Work to complete> Extract the entries in their exact form.

Source material>
◇ ◇ ◇ ◇ ◇
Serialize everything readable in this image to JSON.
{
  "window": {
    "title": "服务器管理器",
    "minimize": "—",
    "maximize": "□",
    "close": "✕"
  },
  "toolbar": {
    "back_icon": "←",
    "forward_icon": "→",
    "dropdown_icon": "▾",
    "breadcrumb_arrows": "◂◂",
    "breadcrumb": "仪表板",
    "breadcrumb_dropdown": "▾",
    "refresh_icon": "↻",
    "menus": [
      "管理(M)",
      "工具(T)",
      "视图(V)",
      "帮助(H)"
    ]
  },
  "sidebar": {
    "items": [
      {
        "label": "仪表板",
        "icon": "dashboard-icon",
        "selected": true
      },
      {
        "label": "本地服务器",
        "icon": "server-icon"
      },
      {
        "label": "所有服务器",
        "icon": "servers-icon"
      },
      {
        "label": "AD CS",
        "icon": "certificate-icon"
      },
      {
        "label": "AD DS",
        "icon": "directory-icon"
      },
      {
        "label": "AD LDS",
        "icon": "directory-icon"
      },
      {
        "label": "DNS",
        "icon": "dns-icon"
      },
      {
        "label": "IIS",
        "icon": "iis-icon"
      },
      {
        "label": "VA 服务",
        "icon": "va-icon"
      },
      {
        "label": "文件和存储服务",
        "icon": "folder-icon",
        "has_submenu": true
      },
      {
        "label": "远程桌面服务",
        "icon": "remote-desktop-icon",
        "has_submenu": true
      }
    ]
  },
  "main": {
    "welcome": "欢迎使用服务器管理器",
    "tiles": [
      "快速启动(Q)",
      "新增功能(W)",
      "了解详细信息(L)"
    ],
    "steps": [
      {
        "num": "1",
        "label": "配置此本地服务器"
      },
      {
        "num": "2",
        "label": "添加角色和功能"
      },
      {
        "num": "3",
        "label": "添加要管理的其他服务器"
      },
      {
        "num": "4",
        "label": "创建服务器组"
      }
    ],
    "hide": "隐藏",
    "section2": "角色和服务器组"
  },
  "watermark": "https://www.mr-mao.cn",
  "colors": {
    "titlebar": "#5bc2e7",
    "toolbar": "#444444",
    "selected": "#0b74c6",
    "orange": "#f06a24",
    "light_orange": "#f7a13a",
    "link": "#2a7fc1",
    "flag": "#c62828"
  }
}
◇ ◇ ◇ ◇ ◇
Solution for this exercise>
Serialize everything readable in this image to JSON.
{
  "window": {
    "title": "服务器管理器",
    "minimize": "—",
    "maximize": "□",
    "close": "✕"
  },
  "toolbar": {
    "back_icon": "←",
    "forward_icon": "→",
    "dropdown_icon": "▾",
    "breadcrumb_arrows": "◂◂",
    "breadcrumb": "仪表板",
    "breadcrumb_dropdown": "▾",
    "refresh_icon": "↻",
    "menus": [
      "管理(M)",
      "工具(T)",
      "视图(V)",
      "帮助(H)"
    ]
  },
  "sidebar": {
    "items": [
      {
        "label": "仪表板",
        "icon": "dashboard-icon",
        "selected": true
      },
      {
        "label": "本地服务器",
        "icon": "server-icon"
      },
      {
        "label": "所有服务器",
        "icon": "servers-icon"
      },
      {
        "label": "AD CS",
        "icon": "certificate-icon"
      },
      {
        "label": "AD DS",
        "icon": "directory-icon"
      },
      {
        "label": "AD LDS",
        "icon": "directory-icon"
      },
      {
        "label": "DNS",
        "icon": "dns-icon"
      },
      {
        "label": "IIS",
        "icon": "iis-icon"
      },
      {
        "label": "VA 服务",
        "icon": "va-icon"
      },
      {
        "label": "文件和存储服务",
        "icon": "folder-icon",
        "has_submenu": true
      },
      {
        "label": "远程桌面服务",
        "icon": "remote-desktop-icon",
        "has_submenu": true
      }
    ]
  },
  "main": {
    "welcome": "欢迎使用服务器管理器",
    "tiles": [
      "快速启动(Q)",
      "新增功能(W)",
      "了解详细信息(L)"
    ],
    "steps": [
      {
        "num": "1",
        "label": "配置此本地服务器"
      },
      {
        "num": "2",
        "label": "添加角色和功能"
      },
      {
        "num": "3",
        "label": "添加要管理的其他服务器"
      },
      {
        "num": "4",
        "label": "创建服务器组"
      }
    ],
    "hide": "隐藏",
    "section2": "角色和服务器组"
  },
  "watermark": "https://www.mr-mao.cn",
  "colors": {
    "titlebar": "#5bc2e7",
    "toolbar": "#444444",
    "selected": "#0b74c6",
    "orange": "#f06a24",
    "light_orange": "#f7a13a",
    "link": "#2a7fc1",
    "flag": "#c62828"
  }
}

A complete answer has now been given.